I’m a firm believer in our instincts taking care of us if we truly listen to them. If yours told you to let her seize without holding her, I wouldn’t dismiss that outright as bad mothering. Maybe, like Jen says, it kept you detached enough so that you didn’t freak out. Maybe you knew that trying to pick her up or pet her hair or whatever might make the situation feel even more frenetic and agitated. Or maybe you’re just human and saw something that your brain had trouble processing and it took a minute to deal with. I don’t know you, but I’ve read your blog for a little while now and I have to say, based on the little I know you, I don’t think you should think of yourself as a bad mother, ever.
Oh, sweetie, you HAVE to forgive yourself. You did NOTHING wrong. We never know how we will react in any given situation until we are smack dab in the middle of it. I used to be seriously athletic – cat-like reflexes, and there have been so many times that I have beat myself up for not snagging my boys as they tripped and fell, or not being able prevent them from getting hurt in some way. And not that I’m just getting older and my reflexes are slower, but that I just stood there and didn’t even try. It’s so hard to explain.
Bottom line – you can’t beat yourself up about this. She is beautiful and healthy and loves her mommy very much!
Oh this hurts my heart to read. I wish you could take a step back and look at yourself more clearly, exactly like “The Fresh Reflection”. You’re never going to see in yourself what other’s see. You’re always going to see the worst things. FEEL the worst things. I don’t even know you, just through your two blogs, and the love that radiates from you for your kids makes an impression.

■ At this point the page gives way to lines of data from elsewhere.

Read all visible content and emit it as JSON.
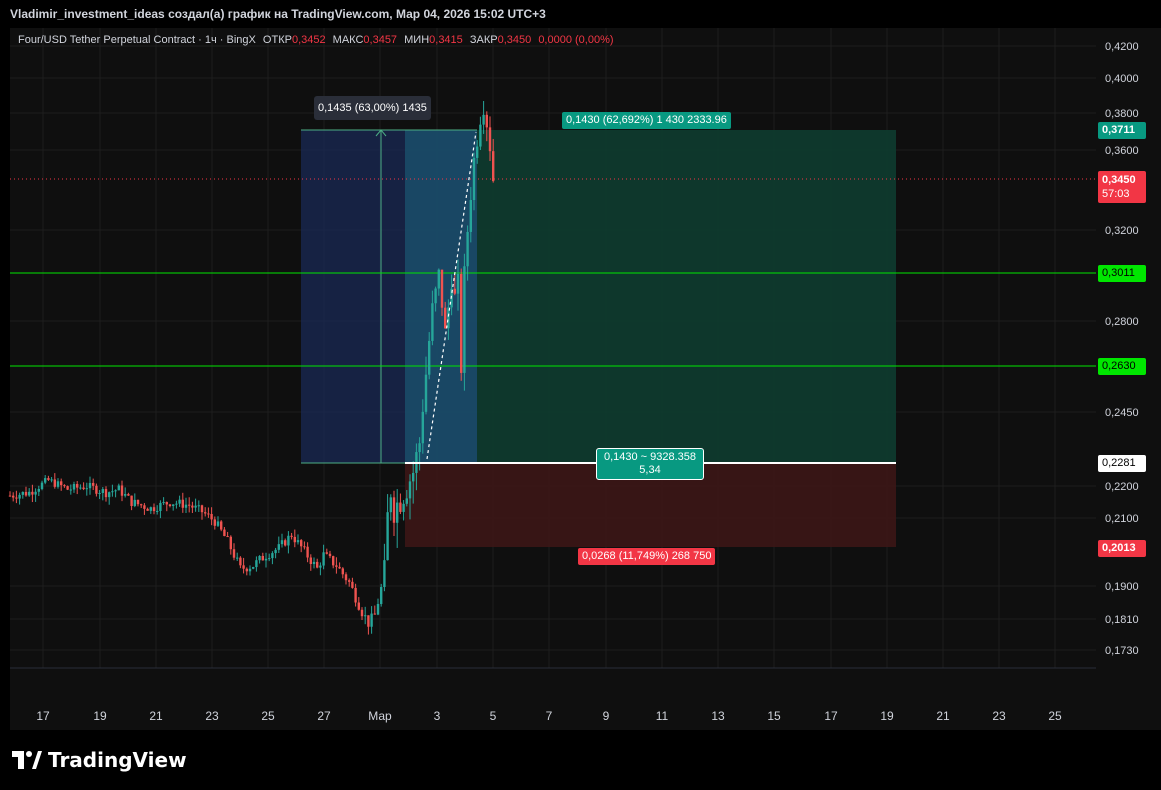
{
  "header": {
    "title": "Vladimir_investment_ideas создал(а) график на TradingView.com, Мар 04, 2026 15:02 UTC+3"
  },
  "legend": {
    "symbol": "Four/USD Tether Perpetual Contract · 1ч · BingX",
    "open_label": "ОТКР",
    "open": "0,3452",
    "high_label": "МАКС",
    "high": "0,3457",
    "low_label": "МИН",
    "low": "0,3415",
    "close_label": "ЗАКР",
    "close": "0,3450",
    "change": "0,0000 (0,00%)"
  },
  "measure": {
    "label": "0,1435 (63,00%) 1435"
  },
  "position": {
    "target_label": "0,1430 (62,692%) 1 430 2333.96",
    "entry_label_line1": "0,1430 ~ 9328.358",
    "entry_label_line2": "5,34",
    "stop_label": "0,0268 (11,749%) 268 750"
  },
  "price_tags": {
    "target": "0,3711",
    "current": "0,3450",
    "countdown": "57:03",
    "line1": "0,3011",
    "line2": "0,2630",
    "entry": "0,2281",
    "stop": "0,2013"
  },
  "footer": {
    "logo_text": "TradingView"
  },
  "colors": {
    "bull": "#26a69a",
    "bear": "#ef5350",
    "hline": "#00e600",
    "target_zone": "#0f3a2e",
    "stop_zone": "#3a1616",
    "measure_zone": "#1a2a55"
  },
  "chart_data": {
    "type": "candlestick",
    "timeframe": "1h",
    "x_ticks": [
      "17",
      "19",
      "21",
      "23",
      "25",
      "27",
      "Мар",
      "3",
      "5",
      "7",
      "9",
      "11",
      "13",
      "15",
      "17",
      "19",
      "21",
      "23",
      "25"
    ],
    "y_ticks": [
      "0,4200",
      "0,4000",
      "0,3800",
      "0,3600",
      "0,3200",
      "0,2800",
      "0,2450",
      "0,2200",
      "0,2100",
      "0,1900",
      "0,1810",
      "0,1730"
    ],
    "y_tick_values": [
      0.42,
      0.4,
      0.38,
      0.36,
      0.32,
      0.28,
      0.245,
      0.22,
      0.21,
      0.19,
      0.181,
      0.173
    ],
    "horizontal_lines": [
      0.3011,
      0.263
    ],
    "entry_price": 0.2281,
    "target_price": 0.3711,
    "stop_price": 0.2013,
    "current_price": 0.345,
    "price_path": [
      [
        0,
        0.217
      ],
      [
        6,
        0.218
      ],
      [
        12,
        0.222
      ],
      [
        18,
        0.219
      ],
      [
        24,
        0.22
      ],
      [
        30,
        0.218
      ],
      [
        34,
        0.219
      ],
      [
        38,
        0.215
      ],
      [
        44,
        0.213
      ],
      [
        50,
        0.215
      ],
      [
        56,
        0.214
      ],
      [
        60,
        0.212
      ],
      [
        64,
        0.209
      ],
      [
        68,
        0.203
      ],
      [
        72,
        0.195
      ],
      [
        76,
        0.196
      ],
      [
        80,
        0.199
      ],
      [
        84,
        0.201
      ],
      [
        88,
        0.205
      ],
      [
        92,
        0.2
      ],
      [
        96,
        0.195
      ],
      [
        98,
        0.199
      ],
      [
        102,
        0.196
      ],
      [
        106,
        0.191
      ],
      [
        110,
        0.183
      ],
      [
        112,
        0.18
      ],
      [
        114,
        0.182
      ],
      [
        117,
        0.193
      ],
      [
        118,
        0.21
      ],
      [
        119,
        0.219
      ],
      [
        120,
        0.213
      ],
      [
        122,
        0.216
      ],
      [
        124,
        0.22
      ],
      [
        126,
        0.225
      ],
      [
        128,
        0.235
      ],
      [
        130,
        0.26
      ],
      [
        132,
        0.285
      ],
      [
        133,
        0.292
      ],
      [
        134,
        0.3
      ],
      [
        135,
        0.288
      ],
      [
        136,
        0.275
      ],
      [
        137,
        0.286
      ],
      [
        138,
        0.299
      ],
      [
        139,
        0.29
      ],
      [
        140,
        0.296
      ],
      [
        141,
        0.263
      ],
      [
        142,
        0.3
      ],
      [
        143,
        0.32
      ],
      [
        144,
        0.338
      ],
      [
        145,
        0.355
      ],
      [
        146,
        0.366
      ],
      [
        147,
        0.378
      ],
      [
        148,
        0.384
      ],
      [
        149,
        0.375
      ],
      [
        150,
        0.362
      ],
      [
        151,
        0.345
      ]
    ]
  }
}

No one is perfect. I think it makes you more normal than less to have moments of doubt and regret.